MATERIAL PROVIDED Block Start

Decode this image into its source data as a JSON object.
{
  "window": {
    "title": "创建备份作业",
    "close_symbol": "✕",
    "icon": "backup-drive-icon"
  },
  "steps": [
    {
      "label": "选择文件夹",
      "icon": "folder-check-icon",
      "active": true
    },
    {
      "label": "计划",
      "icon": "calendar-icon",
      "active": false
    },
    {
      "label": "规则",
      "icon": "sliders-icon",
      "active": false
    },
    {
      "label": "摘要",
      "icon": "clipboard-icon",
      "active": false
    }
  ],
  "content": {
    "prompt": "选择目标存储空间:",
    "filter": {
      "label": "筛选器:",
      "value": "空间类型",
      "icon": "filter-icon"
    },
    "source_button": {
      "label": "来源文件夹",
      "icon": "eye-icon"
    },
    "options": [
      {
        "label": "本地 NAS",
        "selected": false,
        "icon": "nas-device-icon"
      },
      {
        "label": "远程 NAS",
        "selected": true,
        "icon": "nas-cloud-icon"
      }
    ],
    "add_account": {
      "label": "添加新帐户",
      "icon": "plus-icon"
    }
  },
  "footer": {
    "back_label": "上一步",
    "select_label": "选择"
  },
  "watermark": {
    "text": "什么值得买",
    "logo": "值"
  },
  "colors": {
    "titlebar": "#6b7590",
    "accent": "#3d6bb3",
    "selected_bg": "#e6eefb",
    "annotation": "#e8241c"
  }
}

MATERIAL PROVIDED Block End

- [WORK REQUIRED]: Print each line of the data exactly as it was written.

- [OUTPUT]:
Decode this image into its source data as a JSON object.
{
  "window": {
    "title": "创建备份作业",
    "close_symbol": "✕",
    "icon": "backup-drive-icon"
  },
  "steps": [
    {
      "label": "选择文件夹",
      "icon": "folder-check-icon",
      "active": true
    },
    {
      "label": "计划",
      "icon": "calendar-icon",
      "active": false
    },
    {
      "label": "规则",
      "icon": "sliders-icon",
      "active": false
    },
    {
      "label": "摘要",
      "icon": "clipboard-icon",
      "active": false
    }
  ],
  "content": {
    "prompt": "选择目标存储空间:",
    "filter": {
      "label": "筛选器:",
      "value": "空间类型",
      "icon": "filter-icon"
    },
    "source_button": {
      "label": "来源文件夹",
      "icon": "eye-icon"
    },
    "options": [
      {
        "label": "本地 NAS",
        "selected": false,
        "icon": "nas-device-icon"
      },
      {
        "label": "远程 NAS",
        "selected": true,
        "icon": "nas-cloud-icon"
      }
    ],
    "add_account": {
      "label": "添加新帐户",
      "icon": "plus-icon"
    }
  },
  "footer": {
    "back_label": "上一步",
    "select_label": "选择"
  },
  "watermark": {
    "text": "什么值得买",
    "logo": "值"
  },
  "colors": {
    "titlebar": "#6b7590",
    "accent": "#3d6bb3",
    "selected_bg": "#e6eefb",
    "annotation": "#e8241c"
  }
}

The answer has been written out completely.